Halo: Combat Evolved Anniversary PC test starts in February

(Image credit: Microsoft)

343 Industries is planning to start the first public test for Halo: Combat Evolved Anniversary next month, according to an update on the forums. Testing, or 'flighting',  for the next addition to Halo: The Master Chief Collection was previously planned for January, but it looks like only 343's external partners will be getting a shot this month, while everyone else will need to wait just a little bit longer. 

The first test will be a broad one, covering various systems and modes. 343 wants to put dedicated servers, crossplay and the new UI through its paces, letting testers get their hands on the singleplayer and co-op campaign, multiplayer, customisation and progression. 

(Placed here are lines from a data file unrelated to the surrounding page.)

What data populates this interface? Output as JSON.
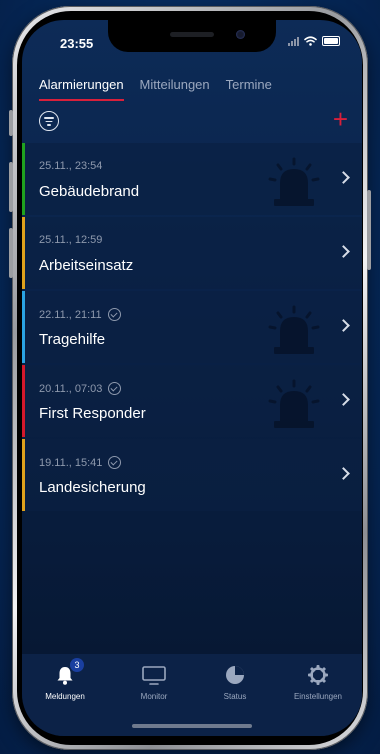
{
  "status_bar": {
    "time": "23:55"
  },
  "tabs": [
    {
      "label": "Alarmierungen",
      "active": true
    },
    {
      "label": "Mitteilungen",
      "active": false
    },
    {
      "label": "Termine",
      "active": false
    }
  ],
  "toolbar": {
    "filter_icon": "filter-icon",
    "add_icon": "plus-icon",
    "add_label": "+"
  },
  "alarms": [
    {
      "datetime": "25.11., 23:54",
      "title": "Gebäudebrand",
      "color": "#1fa31f",
      "acknowledged": false,
      "siren": true
    },
    {
      "datetime": "25.11., 12:59",
      "title": "Arbeitseinsatz",
      "color": "#e0a21c",
      "acknowledged": false,
      "siren": false
    },
    {
      "datetime": "22.11., 21:11",
      "title": "Tragehilfe",
      "color": "#2aa3e3",
      "acknowledged": true,
      "siren": true
    },
    {
      "datetime": "20.11., 07:03",
      "title": "First Responder",
      "color": "#d4182c",
      "acknowledged": true,
      "siren": true
    },
    {
      "datetime": "19.11., 15:41",
      "title": "Landesicherung",
      "color": "#e0a21c",
      "acknowledged": true,
      "siren": false
    }
  ],
  "tabbar": {
    "items": [
      {
        "label": "Meldungen",
        "icon": "bell-icon",
        "badge": "3",
        "active": true
      },
      {
        "label": "Monitor",
        "icon": "monitor-icon",
        "active": false
      },
      {
        "label": "Status",
        "icon": "pie-clock-icon",
        "active": false
      },
      {
        "label": "Einstellungen",
        "icon": "gear-icon",
        "active": false
      }
    ]
  },
  "colors": {
    "accent": "#d8203b",
    "background": "#0a234a"
  }
}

While it looks like there will be a lot to test, players won't be able to run wild. If you get in, you'll have limited access to certain areas, much like last year's tests for Halo Reach. Combat Evolved is a slightly less exciting prospect, but only because it's one of the few entries in the series that we've actually been able to play on PC. This will be the first time we've been able to play 2011's Anniversary edition, though. 

If you already tested Halo Reach, you should already be set up. Prospective testers will need to sign up to the Halo Insider programme, opt in for the tests and to be contacted by 343 Industries, and provide a DXDIAG by uploading one to your profile. If you don't get into the first test, you'll likely have other chances later. 

There's no release date yet, but the plan is still to get the entire collection out on PC in 2020.

Fraser Brown
Online Editor

Fraser is the UK online editor and has actually met The Internet in person. With over a decade of experience, he's been around the block a few times, serving as a freelancer, news editor and prolific reviewer. Strategy games have been a 30-year-long obsession, from tiny RTSs to sprawling political sims, and he never turns down the chance to rave about Total War or Crusader Kings. He's also been known to set up shop in the latest MMO and likes to wind down with an endlessly deep, systemic RPG. These days, when he's not editing, he can usually be found writing features that are 1,000 words too long or talking about his dog.